The engine compression test will bring you back to the basics of engine diagnosis. Sometimes do it yourself Auto mechanics will start looking for the root cause of their problems in high tech automobile systems.
In many cases they will actually find failures in the most basic automotive systems. On this page we will discuss compression test procedures and how to analyze the results.
Even if this test does not uncover your problem, it will still give you a great indication of your engines overall health. I also recommend it for people buying high mileage used automobiles. Why perform a compression test? Internal combustion engines depend on the compression of the air fuel mixture to maximize the power produced by the engine.
The upward movement of the piston on the compression stroke will compact the air fuel mixture within the sealed chamber raising the temperature of the charge. This makes it easy to ignite and supports complete combustion.
An engine with poor compression or uneven results as in different readings from cylinders above or below 30 psi or low total compression can get very poor fuel economy and may not be able to pass a required State emission smog test.
It will also not run correctly and can’t be tuned properly. You cannot make adjustments on modern engines to compensate for low compression. If a rough running engine condition is present this might be considered a symptom that suggests the cause of the problem might be poor compression. Keep in mind other problems can cause this condition.
The Test Procedure Explained
A calibrated test gauge is used to check the cylinder sealing capabilities.
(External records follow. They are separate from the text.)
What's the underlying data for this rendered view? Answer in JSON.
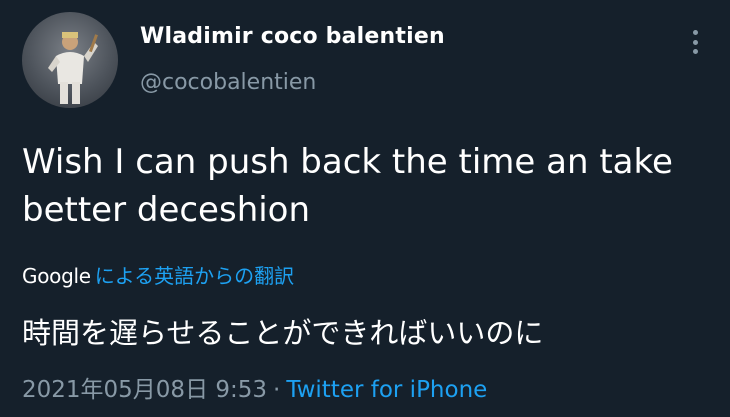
{
  "user": {
    "display_name": "Wladimir coco balentien",
    "handle": "@cocobalentien"
  },
  "tweet": {
    "text": "Wish I can push back the time an take better deceshion"
  },
  "translation": {
    "provider": "Google",
    "link_text": "による英語からの翻訳",
    "translated_text": "時間を遅らせることができればいいのに"
  },
  "meta": {
    "timestamp": "2021年05月08日 9:53",
    "separator": "·",
    "source": "Twitter for iPhone"
  },
  "icons": {
    "more": "more-vertical-icon"
  },
  "colors": {
    "background": "#15202b",
    "accent": "#1da1f2",
    "secondary_text": "#8899a6"
  }
}
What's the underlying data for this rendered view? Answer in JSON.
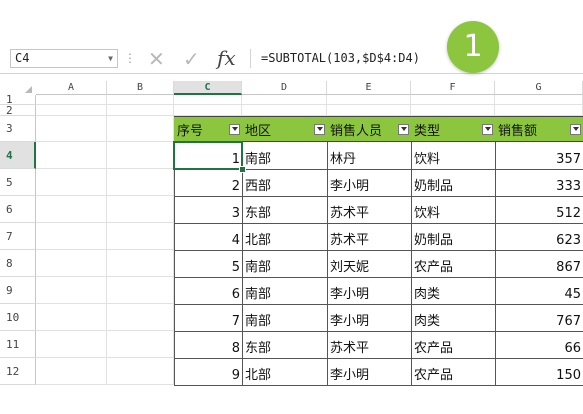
{
  "formula_bar": {
    "name_box": "C4",
    "dropdown_glyph": "▼",
    "separator": "⋮",
    "cancel_glyph": "✕",
    "enter_glyph": "✓",
    "fx_label": "fx",
    "formula": "=SUBTOTAL(103,$D$4:D4)"
  },
  "badge": {
    "number": "1"
  },
  "columns": [
    "A",
    "B",
    "C",
    "D",
    "E",
    "F",
    "G"
  ],
  "rows": [
    "1",
    "2",
    "3",
    "4",
    "5",
    "6",
    "7",
    "8",
    "9",
    "10",
    "11",
    "12"
  ],
  "table": {
    "headers": [
      "序号",
      "地区",
      "销售人员",
      "类型",
      "销售额"
    ],
    "rows": [
      {
        "no": "1",
        "region": "南部",
        "person": "林丹",
        "type": "饮料",
        "sales": "357"
      },
      {
        "no": "2",
        "region": "西部",
        "person": "李小明",
        "type": "奶制品",
        "sales": "333"
      },
      {
        "no": "3",
        "region": "东部",
        "person": "苏术平",
        "type": "饮料",
        "sales": "512"
      },
      {
        "no": "4",
        "region": "北部",
        "person": "苏术平",
        "type": "奶制品",
        "sales": "623"
      },
      {
        "no": "5",
        "region": "南部",
        "person": "刘天妮",
        "type": "农产品",
        "sales": "867"
      },
      {
        "no": "6",
        "region": "南部",
        "person": "李小明",
        "type": "肉类",
        "sales": "45"
      },
      {
        "no": "7",
        "region": "南部",
        "person": "李小明",
        "type": "肉类",
        "sales": "767"
      },
      {
        "no": "8",
        "region": "东部",
        "person": "苏术平",
        "type": "农产品",
        "sales": "66"
      },
      {
        "no": "9",
        "region": "北部",
        "person": "李小明",
        "type": "农产品",
        "sales": "150"
      }
    ]
  },
  "colors": {
    "accent_green": "#8cc63f",
    "excel_green": "#217346"
  }
}
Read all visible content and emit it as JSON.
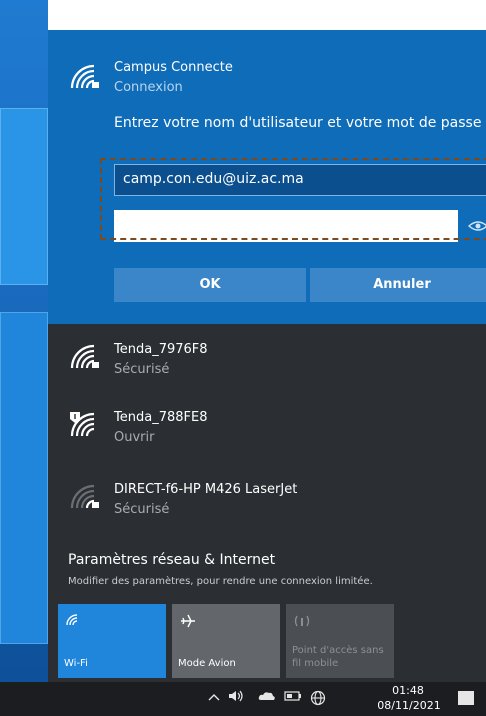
{
  "connect": {
    "network_name": "Campus Connecte",
    "status": "Connexion",
    "prompt": "Entrez votre nom d'utilisateur et votre mot de passe",
    "username_value": "camp.con.edu@uiz.ac.ma",
    "password_value": "",
    "ok_label": "OK",
    "cancel_label": "Annuler"
  },
  "networks": [
    {
      "name": "Tenda_7976F8",
      "status": "Sécurisé",
      "icon": "wifi-secured-icon"
    },
    {
      "name": "Tenda_788FE8",
      "status": "Ouvrir",
      "icon": "wifi-open-warning-icon"
    },
    {
      "name": "DIRECT-f6-HP M426 LaserJet",
      "status": "Sécurisé",
      "icon": "wifi-weak-icon"
    }
  ],
  "settings": {
    "title": "Paramètres réseau & Internet",
    "description": "Modifier des paramètres, pour rendre une connexion limitée."
  },
  "tiles": [
    {
      "label": "Wi-Fi",
      "icon": "wifi-icon",
      "active": true
    },
    {
      "label": "Mode Avion",
      "icon": "airplane-icon",
      "active": false
    },
    {
      "label": "Point d'accès sans fil mobile",
      "icon": "hotspot-icon",
      "active": false
    }
  ],
  "taskbar": {
    "time": "01:48",
    "date": "08/11/2021"
  },
  "colors": {
    "accent": "#0f6cb8",
    "flyout_bg": "#2b2f33",
    "tile_active": "#1f86dc"
  }
}
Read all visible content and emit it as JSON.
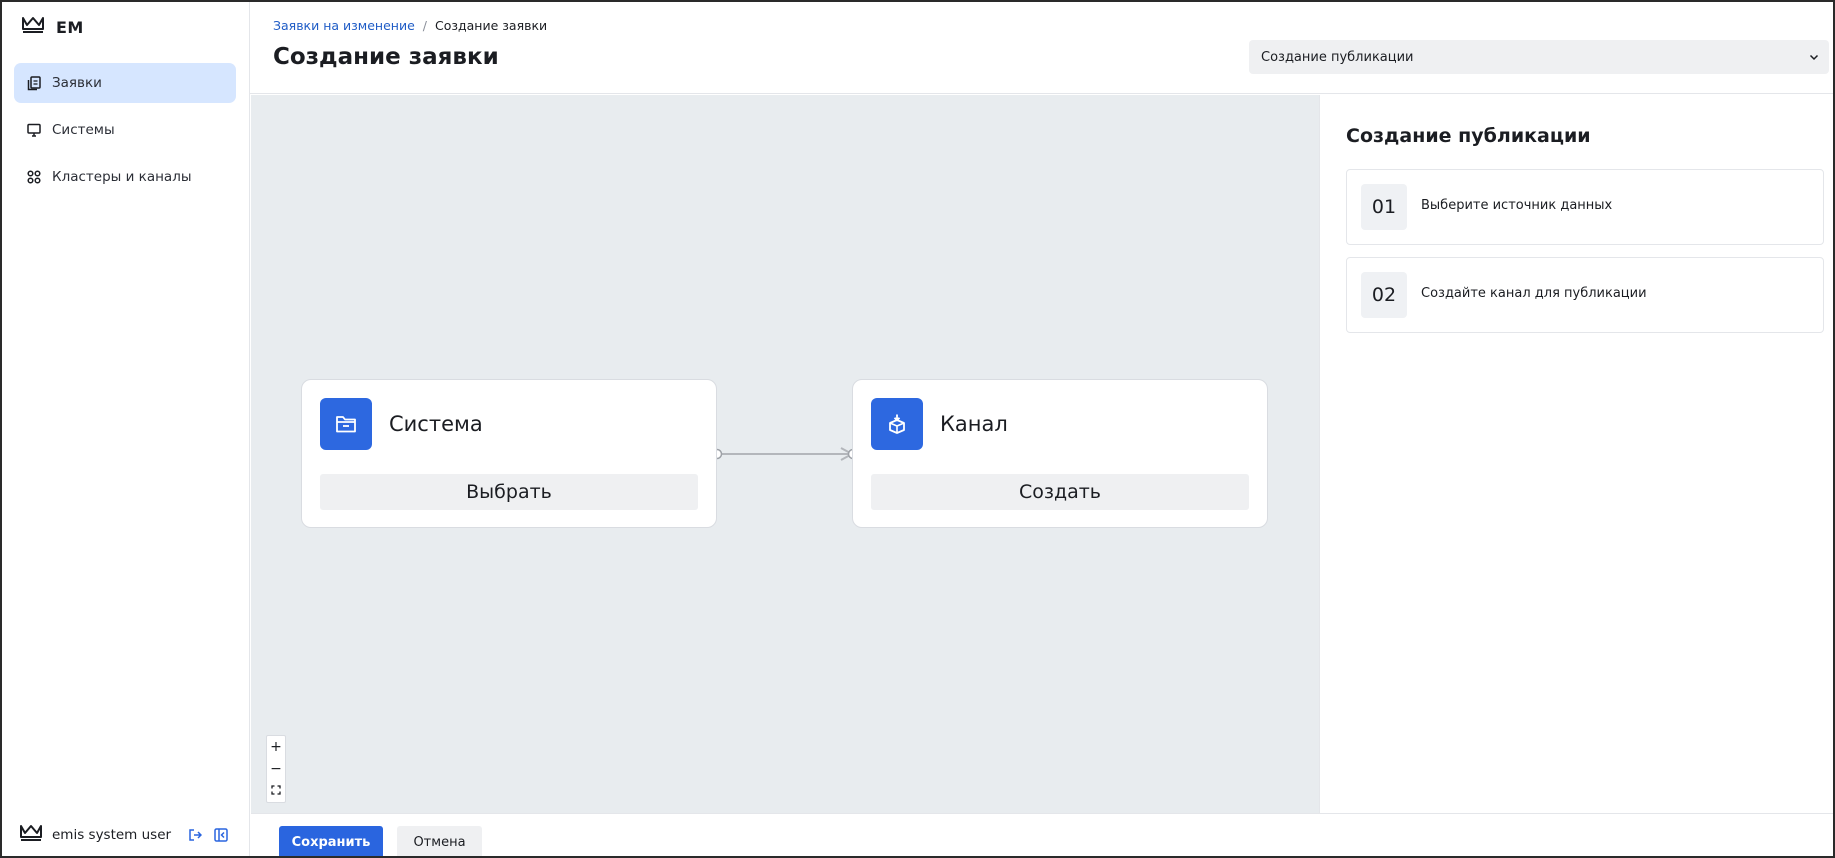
{
  "app": {
    "logo_text": "EM"
  },
  "sidebar": {
    "items": [
      {
        "label": "Заявки",
        "icon": "documents-icon",
        "active": true
      },
      {
        "label": "Системы",
        "icon": "monitor-icon",
        "active": false
      },
      {
        "label": "Кластеры и каналы",
        "icon": "grid-icon",
        "active": false
      }
    ],
    "user": {
      "name": "emis system user"
    }
  },
  "header": {
    "breadcrumb": {
      "parent": "Заявки на изменение",
      "separator": "/",
      "current": "Создание заявки"
    },
    "title": "Создание заявки",
    "type_select": {
      "value": "Создание публикации"
    }
  },
  "flow": {
    "nodes": [
      {
        "title": "Система",
        "button": "Выбрать",
        "icon": "folder-icon"
      },
      {
        "title": "Канал",
        "button": "Создать",
        "icon": "box-download-icon"
      }
    ],
    "zoom_controls": {
      "zoom_in": "+",
      "zoom_out": "−"
    }
  },
  "panel": {
    "title": "Создание публикации",
    "steps": [
      {
        "num": "01",
        "text": "Выберите источник данных"
      },
      {
        "num": "02",
        "text": "Создайте канал для публикации"
      }
    ]
  },
  "footer": {
    "save": "Сохранить",
    "cancel": "Отмена"
  },
  "colors": {
    "accent": "#2d68e0",
    "active_nav": "#d6e6ff",
    "canvas_bg": "#e8ecef"
  }
}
Before conducting a compression test, it is recommended to disable the ignition and the fuel system so the motor does not fire up during testing.
It is also recommended to prop open the throttle plate into a wide-open position to allow an unrestricted amount of air to enter the cylinder during the engine test. I like to mark the spark plug wires and remove all the spark plugs.
Connecting a remote starter button to the starter system will allow you to perform the tests on your own instead of having someone crank over the engine for you. This is highly recommended for mechanics that find themselves flying solo as we often do.
Install the compression gauge/tester on the number one cylinder. Most compression gauges are easy to use (I prefer a digital one) and have the same size thread as the spark plug and just screws into the spark plug hole. Next Crank the engine over and allow it to turn at least four revolutions. Then write down the reading after the fourth.
After you perform this procedure on all cylinders, you can then compare the pressure readings. Note that before you remove the compression gauge from each cylinder make sure you release the pressure by using the release valve on the tester. Failing to do so can damage the threads.
Evaluating Test Results with Low Readings
If you have several cylinders or even one cylinder with an unusually low reading a wet test is then recommended. The procedure performed above is called a dry engine compression test.
A wet test is when you squirt a small amount of engine grade oil into the weak cylinders. Reinstall the gauge into that cylinder and then conduct the test the same way as above by cranking the engine at least four revolutions.
Document the reading next to your dry reading that you recorded earlier and subtract. If the reading increases more then 10-15 psi with the presence of oil in the cylinder the most likely cause of the low reading is poor piston ring sealing. This is an indication that the rings are simply worn and often found on engines with high miles.
The engine compression test is quick and easy to perform on some cars. The results obtained from the procedure can give you an over view of the engines health. If a cylinder has low results there could be a few other reasons for the poor readings.
Things that can cause low compression are burned valves, a blown head gasket and worn rings. Also a slipped timing belt or chain that holds the valves open during the compression stroke.
Three more I can think of would be worn valve seats, a cracked cylinder head, or even an engine block crack can also cause compression problems. The test does not tell you exactly what is wrong with the vehicle. But it does in many situations point you in the right direction. This saves you the time of checking items that are not related to the car problem your having. Another quick test that goes hand in hand with a compression test is the engine vacuum test.
Learning about how the engine produces power and converts reciprocal movement to rotational force is recommended. Read my article that explains each cycle in a 4 stroke engine. I have lots more free automotive education articles on the subject of engines in cars. This next link takes you from engine compression test to the automotive engines section.
The you fix cars homepage provides a few highlights of what else is covered on this website. This is also a good place to get some Diy auto repair help.